Luke 14:26, “If anyone comes to me and does not hate father and mother, wife and children, brothers and sisters—yes, even their own life—such a person cannot be my disciple.”
When I first read this scripture, probably 40 years ago in Sunday School, my first thought was, “Luke must’ve gotten it wrong! Jesus didn’t say that!” How can the Son of God, who commands us to love our enemies (Matthew 5:44), who tells us the greatest of all commandments is to love one another (Matthew 22:37-39), who tells us to love our neighbor as ourselves (Mark 12:31), say such a thing? You mean I have to hate my dad and mom? My sister? Hate myself?
As I’ve grown older and a little wiser, I have learned what Jesus was describing, what He expected from disciples; and it is no easy walk. Love to Christ is absolute. The definition of absolute according to Merriam-Webster reads, “A value or principle regarded as universally valid or viewed without relation to other things.” If you think of it in terms of absolutes and opposites, love for Him is absolute, and therefore every other love in comparison is hatred. Our love for Him is to be absolute. When it is, no other love even comes close in comparison – not love for a person, a car, a pet, a career, a hobby, a home; nothing should compare. The love we have for our wife or husband, our children, our parents, and our siblings is secondary when ranked next to what He expects from us if we are His disciples.
Like most things, it is easier for us to think of victory, Christ resurrected. I remember reading to my children the scriptures regarding the Cross and the crucifixion. One of them yelled out, “Daddy, just get to the resurrection!” Aren’t we all a little like that? The crucifixion is messy. It is horrific and grueling. It turns our stomach. The pain He endured is incomprehensible. We just want to get to the part that saves us – the part that tells us we are going to Heaven – the part where Christ wins! Just skip the other parts, particularly when it tells me I have to be totally sold out, absolutely in love with Christ.
Christ longs for us to understand the requirements of being a disciple. That is why He clearly articulates the need for absolute love for Christ. “And whoever does not carry their cross and follow me cannot be my disciple.” Hold on, I have to carry a cross? Yes. And part of that cross is placing Christ on the throne of our hearts, making Him such a priority that everything else pales into insignificance.
It is a higher calling to be a disciple of Christ, a calling that requires suffering at times; a calling that requires disobedience to acts of government that go against the teachings of God. A sold out heart worships God, “Lion’s den or no lion’s den,” to summarize Daniel’s words. Saying “no” to political correctness; to peer pressure; to cultural acts contrary to God’s law. How would you respond if you were outside the safety of the United States.

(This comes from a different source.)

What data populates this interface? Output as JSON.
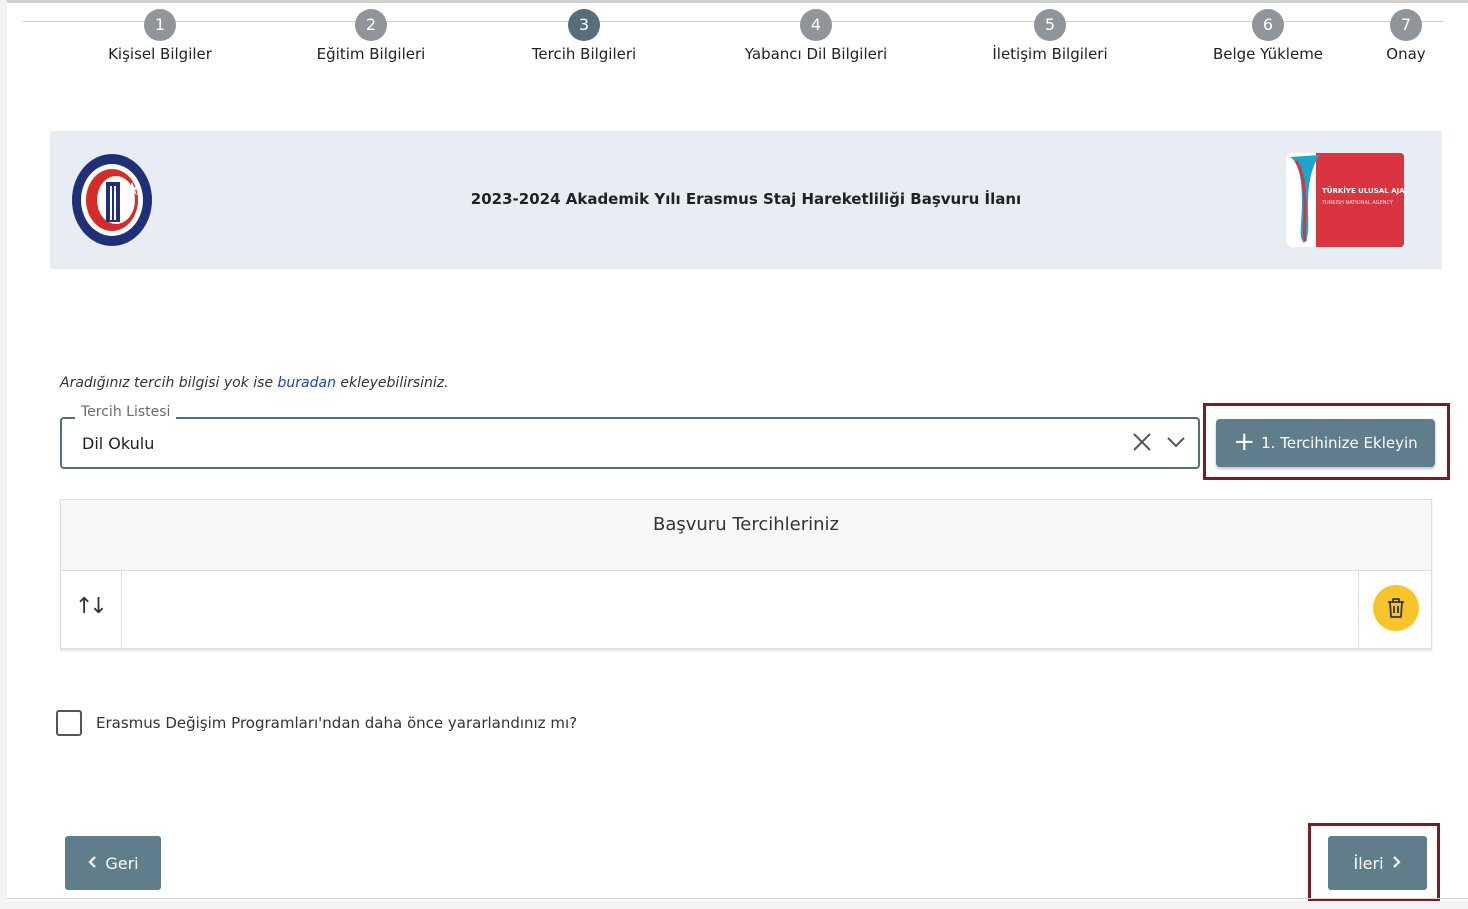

We read and study the word, worship and praise God, and walk safely in the assurance of religious freedom; but would we seek Him fervently in China? In Iran? In areas of the world where worshipping God is a death sentence? Are we praying for God to bring peace and prosperity to our nation, to our world, while refusing to allow God to bring it through us? Are we the disciples Christ has called us to be?
If you take the word Christian and remove the letters CHRIST, you are left with IAN – an acronym for I AM NOTHING. Without Christ, we are nothing, simply beings, living and breathing the goodness of God with no regard for Him.
Christian discipleship is about walking with Jesus; carrying the cross you are asked to bear; loving one another; and being committed wholeheartedly to Him.